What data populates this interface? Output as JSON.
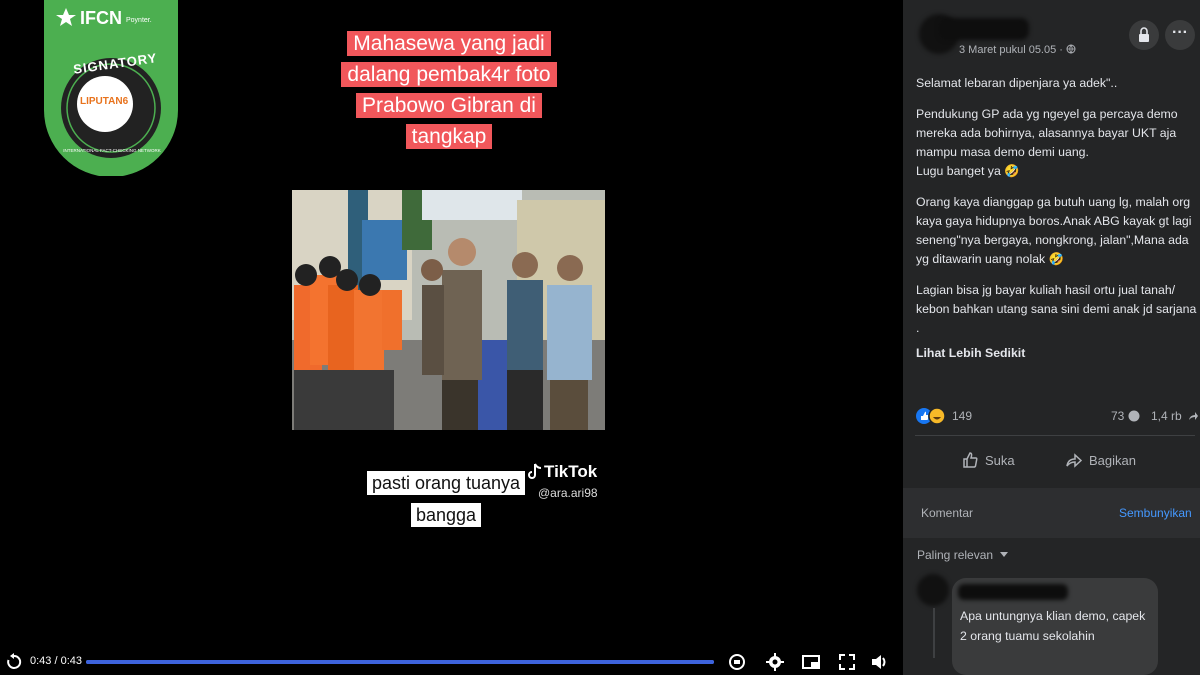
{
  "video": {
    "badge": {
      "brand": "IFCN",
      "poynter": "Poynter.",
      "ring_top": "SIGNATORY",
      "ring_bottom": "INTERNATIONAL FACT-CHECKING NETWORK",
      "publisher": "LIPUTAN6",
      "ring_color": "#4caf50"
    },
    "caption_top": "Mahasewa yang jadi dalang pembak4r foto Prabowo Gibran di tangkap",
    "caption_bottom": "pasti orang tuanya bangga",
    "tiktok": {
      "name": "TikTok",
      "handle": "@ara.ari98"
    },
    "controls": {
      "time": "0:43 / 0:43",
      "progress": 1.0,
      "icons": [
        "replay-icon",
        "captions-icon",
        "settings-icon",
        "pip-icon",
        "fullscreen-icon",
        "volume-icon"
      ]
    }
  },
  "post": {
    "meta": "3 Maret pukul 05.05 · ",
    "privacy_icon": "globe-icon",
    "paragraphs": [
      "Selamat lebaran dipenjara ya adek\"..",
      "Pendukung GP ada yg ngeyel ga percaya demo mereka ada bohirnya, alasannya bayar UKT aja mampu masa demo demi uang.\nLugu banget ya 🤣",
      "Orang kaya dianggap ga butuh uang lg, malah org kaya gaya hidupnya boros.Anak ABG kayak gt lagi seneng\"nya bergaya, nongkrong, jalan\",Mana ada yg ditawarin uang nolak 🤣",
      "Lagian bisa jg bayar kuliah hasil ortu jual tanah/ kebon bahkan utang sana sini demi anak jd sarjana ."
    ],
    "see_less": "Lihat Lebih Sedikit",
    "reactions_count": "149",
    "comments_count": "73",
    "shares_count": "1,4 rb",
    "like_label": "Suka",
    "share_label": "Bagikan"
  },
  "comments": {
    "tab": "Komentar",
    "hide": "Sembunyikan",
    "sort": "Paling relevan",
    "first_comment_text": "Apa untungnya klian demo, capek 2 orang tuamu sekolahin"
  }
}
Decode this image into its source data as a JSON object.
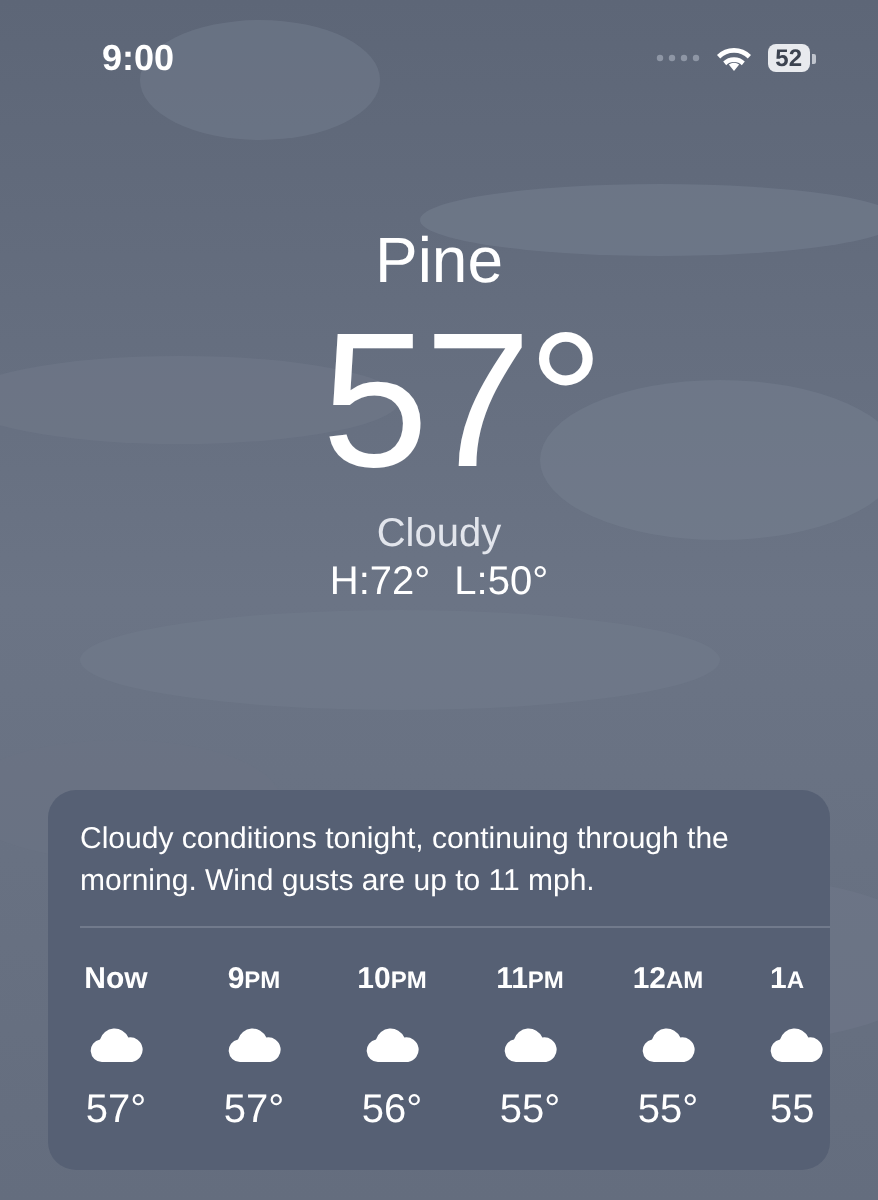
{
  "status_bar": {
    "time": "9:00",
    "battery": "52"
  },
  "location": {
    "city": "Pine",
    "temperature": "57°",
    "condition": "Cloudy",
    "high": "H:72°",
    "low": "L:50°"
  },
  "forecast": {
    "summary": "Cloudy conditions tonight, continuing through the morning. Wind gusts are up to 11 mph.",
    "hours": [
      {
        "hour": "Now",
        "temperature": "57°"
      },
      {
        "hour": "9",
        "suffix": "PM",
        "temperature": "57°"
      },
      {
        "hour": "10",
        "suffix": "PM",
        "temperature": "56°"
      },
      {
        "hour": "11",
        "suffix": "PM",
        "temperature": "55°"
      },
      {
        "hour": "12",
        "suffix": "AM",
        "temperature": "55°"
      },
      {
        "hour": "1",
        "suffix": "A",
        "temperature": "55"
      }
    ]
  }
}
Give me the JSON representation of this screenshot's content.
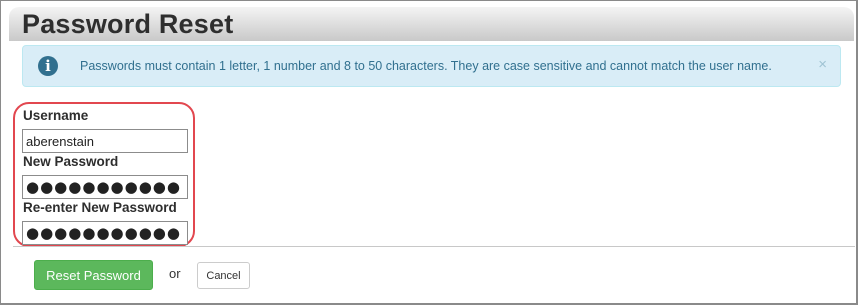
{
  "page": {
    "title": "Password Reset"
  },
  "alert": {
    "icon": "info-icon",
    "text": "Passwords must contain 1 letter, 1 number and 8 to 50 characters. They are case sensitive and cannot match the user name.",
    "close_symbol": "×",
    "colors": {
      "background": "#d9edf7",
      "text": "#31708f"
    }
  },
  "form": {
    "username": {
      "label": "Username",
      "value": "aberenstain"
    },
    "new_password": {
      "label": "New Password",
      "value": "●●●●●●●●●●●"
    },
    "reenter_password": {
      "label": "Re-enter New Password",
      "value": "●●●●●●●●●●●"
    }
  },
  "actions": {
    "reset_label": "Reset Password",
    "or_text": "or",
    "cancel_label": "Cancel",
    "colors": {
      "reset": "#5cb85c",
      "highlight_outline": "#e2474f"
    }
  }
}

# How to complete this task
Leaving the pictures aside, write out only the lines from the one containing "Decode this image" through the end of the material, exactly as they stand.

# Task response
Decode this image into its source data as a JSON object.
{
  "status_bar": {
    "time": "9:00",
    "battery": "52"
  },
  "location": {
    "city": "Pine",
    "temperature": "57°",
    "condition": "Cloudy",
    "high": "H:72°",
    "low": "L:50°"
  },
  "forecast": {
    "summary": "Cloudy conditions tonight, continuing through the morning. Wind gusts are up to 11 mph.",
    "hours": [
      {
        "hour": "Now",
        "temperature": "57°"
      },
      {
        "hour": "9",
        "suffix": "PM",
        "temperature": "57°"
      },
      {
        "hour": "10",
        "suffix": "PM",
        "temperature": "56°"
      },
      {
        "hour": "11",
        "suffix": "PM",
        "temperature": "55°"
      },
      {
        "hour": "12",
        "suffix": "AM",
        "temperature": "55°"
      },
      {
        "hour": "1",
        "suffix": "A",
        "temperature": "55"
      }
    ]
  }
}
Give me the JSON representation of this screenshot's content.
{
  "page": {
    "title": "Password Reset"
  },
  "alert": {
    "icon": "info-icon",
    "text": "Passwords must contain 1 letter, 1 number and 8 to 50 characters. They are case sensitive and cannot match the user name.",
    "close_symbol": "×",
    "colors": {
      "background": "#d9edf7",
      "text": "#31708f"
    }
  },
  "form": {
    "username": {
      "label": "Username",
      "value": "aberenstain"
    },
    "new_password": {
      "label": "New Password",
      "value": "●●●●●●●●●●●"
    },
    "reenter_password": {
      "label": "Re-enter New Password",
      "value": "●●●●●●●●●●●"
    }
  },
  "actions": {
    "reset_label": "Reset Password",
    "or_text": "or",
    "cancel_label": "Cancel",
    "colors": {
      "reset": "#5cb85c",
      "highlight_outline": "#e2474f"
    }
  }
}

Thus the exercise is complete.